Not All Climate Pollutants Are Created Equal | Commentary
Not all climate pollutants are created equal. While carbon dioxide shoulders a lot of the blame, it’s not the only bad actor when it comes to the climate. Short-lived climate pollutants, or the soot, methane and refrigerants that we call “super pollutants,” can warm the climate at a rate thousands of times greater than carbon dioxide. To tackle this important and far-reaching problem, we’ve introduced bipartisan legislation called the Super Pollutants Act of 2014.
Why are these super pollutants important? When it comes to combating climate change, targeting them gets you the biggest bang for your buck. Cutting these pollutants alone could slow climate warming by as much as 0.5 degrees Celsius, avoid 2 million premature deaths each year and save 30 million tons of crops annually.
Although they persist in the atmosphere for a short time span when compared to CO2, these pollutants do a lot of damage while they’re there. The most common refrigerant compound used in cars and refrigerators warms the climate at 1,300 times the rate of CO2. Soot, including the black carbon emitted from traditional cookstoves, can warm the climate over a thousand times faster than CO2. Methane warms the climate 34 times faster than CO2. As the developing world modernizes, emissions of all three of these pollutants are likely to skyrocket — unless we do something.

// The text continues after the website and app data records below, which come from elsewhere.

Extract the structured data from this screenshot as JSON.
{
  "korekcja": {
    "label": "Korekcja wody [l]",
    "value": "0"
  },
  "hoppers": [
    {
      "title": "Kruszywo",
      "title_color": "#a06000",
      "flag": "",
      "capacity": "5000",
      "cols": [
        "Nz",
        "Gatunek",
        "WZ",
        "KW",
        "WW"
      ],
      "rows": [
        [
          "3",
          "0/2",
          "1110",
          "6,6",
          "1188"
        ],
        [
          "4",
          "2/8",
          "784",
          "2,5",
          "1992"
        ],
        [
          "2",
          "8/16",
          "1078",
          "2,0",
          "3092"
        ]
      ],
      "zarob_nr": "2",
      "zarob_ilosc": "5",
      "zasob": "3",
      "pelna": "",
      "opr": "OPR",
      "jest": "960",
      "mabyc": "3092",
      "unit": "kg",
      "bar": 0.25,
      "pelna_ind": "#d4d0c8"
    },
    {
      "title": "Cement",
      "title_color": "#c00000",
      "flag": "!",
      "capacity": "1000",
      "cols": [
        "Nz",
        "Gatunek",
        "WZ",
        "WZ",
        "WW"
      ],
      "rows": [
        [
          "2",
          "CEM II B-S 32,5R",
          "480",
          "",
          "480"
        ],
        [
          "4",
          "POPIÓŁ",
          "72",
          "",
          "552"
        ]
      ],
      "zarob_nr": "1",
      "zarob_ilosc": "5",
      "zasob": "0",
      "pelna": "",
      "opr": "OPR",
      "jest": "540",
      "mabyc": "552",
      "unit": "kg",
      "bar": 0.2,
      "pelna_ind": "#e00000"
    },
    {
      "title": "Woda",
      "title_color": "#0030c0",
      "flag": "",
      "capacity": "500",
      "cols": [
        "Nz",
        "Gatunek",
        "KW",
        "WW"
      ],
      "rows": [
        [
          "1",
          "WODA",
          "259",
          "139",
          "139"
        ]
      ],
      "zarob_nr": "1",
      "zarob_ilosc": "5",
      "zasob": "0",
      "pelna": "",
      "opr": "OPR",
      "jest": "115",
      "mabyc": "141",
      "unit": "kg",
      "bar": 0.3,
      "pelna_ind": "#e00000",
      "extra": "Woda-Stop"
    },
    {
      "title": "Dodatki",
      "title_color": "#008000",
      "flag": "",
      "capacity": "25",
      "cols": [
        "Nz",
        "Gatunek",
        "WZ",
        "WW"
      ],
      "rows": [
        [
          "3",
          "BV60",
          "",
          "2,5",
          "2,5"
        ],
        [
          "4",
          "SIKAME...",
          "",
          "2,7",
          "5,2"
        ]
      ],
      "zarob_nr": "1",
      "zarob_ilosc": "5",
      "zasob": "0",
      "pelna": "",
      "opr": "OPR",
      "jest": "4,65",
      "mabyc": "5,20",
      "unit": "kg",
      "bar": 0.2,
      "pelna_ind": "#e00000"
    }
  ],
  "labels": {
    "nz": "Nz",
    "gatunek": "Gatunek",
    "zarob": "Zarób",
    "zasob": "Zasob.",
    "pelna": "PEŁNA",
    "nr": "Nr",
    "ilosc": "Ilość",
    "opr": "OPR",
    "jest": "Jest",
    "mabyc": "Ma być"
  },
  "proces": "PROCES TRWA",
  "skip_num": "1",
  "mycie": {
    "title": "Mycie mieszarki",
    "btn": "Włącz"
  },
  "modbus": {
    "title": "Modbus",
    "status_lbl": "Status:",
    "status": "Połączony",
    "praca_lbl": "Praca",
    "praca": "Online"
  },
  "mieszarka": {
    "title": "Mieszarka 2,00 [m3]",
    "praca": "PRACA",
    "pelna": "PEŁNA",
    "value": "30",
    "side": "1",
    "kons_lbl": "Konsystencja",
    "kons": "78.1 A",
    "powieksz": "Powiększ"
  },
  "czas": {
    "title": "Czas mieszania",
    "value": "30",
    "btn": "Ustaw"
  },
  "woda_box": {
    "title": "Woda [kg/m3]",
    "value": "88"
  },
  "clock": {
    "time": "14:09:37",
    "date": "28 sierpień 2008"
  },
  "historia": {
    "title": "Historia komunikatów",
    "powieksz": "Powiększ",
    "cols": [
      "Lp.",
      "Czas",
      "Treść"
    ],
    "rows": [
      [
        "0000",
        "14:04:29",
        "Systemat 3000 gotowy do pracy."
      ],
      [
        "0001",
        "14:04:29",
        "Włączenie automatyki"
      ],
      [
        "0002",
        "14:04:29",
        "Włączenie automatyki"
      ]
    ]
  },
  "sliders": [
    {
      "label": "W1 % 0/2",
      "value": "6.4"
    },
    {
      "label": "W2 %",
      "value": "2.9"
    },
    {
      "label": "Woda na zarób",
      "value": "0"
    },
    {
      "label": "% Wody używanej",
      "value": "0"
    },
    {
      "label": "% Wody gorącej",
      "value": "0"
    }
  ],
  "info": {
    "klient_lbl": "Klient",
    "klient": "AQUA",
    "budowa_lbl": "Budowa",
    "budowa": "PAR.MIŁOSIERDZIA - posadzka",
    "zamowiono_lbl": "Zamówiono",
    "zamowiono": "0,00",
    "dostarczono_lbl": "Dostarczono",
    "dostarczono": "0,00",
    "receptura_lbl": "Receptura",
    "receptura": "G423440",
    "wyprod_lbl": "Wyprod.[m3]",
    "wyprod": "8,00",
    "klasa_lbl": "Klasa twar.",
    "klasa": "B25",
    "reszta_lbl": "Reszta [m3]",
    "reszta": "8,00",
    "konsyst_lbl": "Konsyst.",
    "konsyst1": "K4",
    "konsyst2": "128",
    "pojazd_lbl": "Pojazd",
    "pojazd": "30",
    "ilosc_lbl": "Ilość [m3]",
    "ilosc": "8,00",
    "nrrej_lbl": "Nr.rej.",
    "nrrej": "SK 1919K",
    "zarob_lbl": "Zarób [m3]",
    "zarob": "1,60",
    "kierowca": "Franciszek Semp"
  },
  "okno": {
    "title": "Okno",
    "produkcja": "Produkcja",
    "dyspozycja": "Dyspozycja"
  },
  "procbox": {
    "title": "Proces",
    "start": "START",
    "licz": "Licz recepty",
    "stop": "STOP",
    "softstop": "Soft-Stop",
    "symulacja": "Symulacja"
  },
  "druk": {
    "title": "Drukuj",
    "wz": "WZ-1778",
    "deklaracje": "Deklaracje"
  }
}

These super pollutants can be tackled quickly and effectively. Furthermore, the U.S. is already a leader in the technologies needed to drive reductions. We are well-positioned to employ alternatives to the chemicals used in refrigeration and air conditioning, do a better job of replacing traditional cookstoves and diesel engines that generate soot, and harness fugitive methane seeping out of landfills, wastewater plants and pipelines.
Our legislation will help reduce super pollutants in our atmosphere by taking a number of steps to enable federal agencies to work with the business and nonprofit communities to speed the adoption of super pollutant-reducing technologies and policies, all while supporting American-led innovations to reduce these pollutants. Our legislation aims to foster interagency cooperation on super pollutants; prioritize commonsense, emissions-reduction strategies; and employ existing federal authorities and diplomatic programs through the recycling of high-global warming potential refrigerants, the mitigation of methane leaks, and expanding access to diesel-scrubbing technologies.
Taking these steps can save money, drive economic growth, and prevent death and disease around the world while helping to jump-start meaningful action on climate change. Calls for exporting clean diesel technologies and access to clean cookstoves are just two examples that have previously drawn bipartisan support.
The legislation’s approach has been endorsed by interested stakeholders in both the business and nongovernmental organization communities. The director of the Climate and Clean Air Program at the National Resources Defense Council noted the need for “adding legislative muscle to the fight to curb key pollutants” such as methane. Similarly, United Technologies Building and Industrial Systems, a leading provider to building systems worldwide, stated that the proposal “promotes both ozone protection and improved energy efficiency of newer systems.” DuPont said the bill reflects “the kinds of common sense approaches” that both businesses and NGOs support. The Alliance for Responsible Atmospheric Policy has also lauded the bill’s use of “market-oriented solutions” to address super pollutants.
While we recognize how difficult it is to enact new policies, we hope that our legislation will raise awareness of these harmful super pollutants — and signal that there’s some bipartisan willingness to address them in a common-sense way.
Sen. Christopher S. Murphy is a Democrat from Connecticut. Sen. Susan Collins is a Republican from Maine.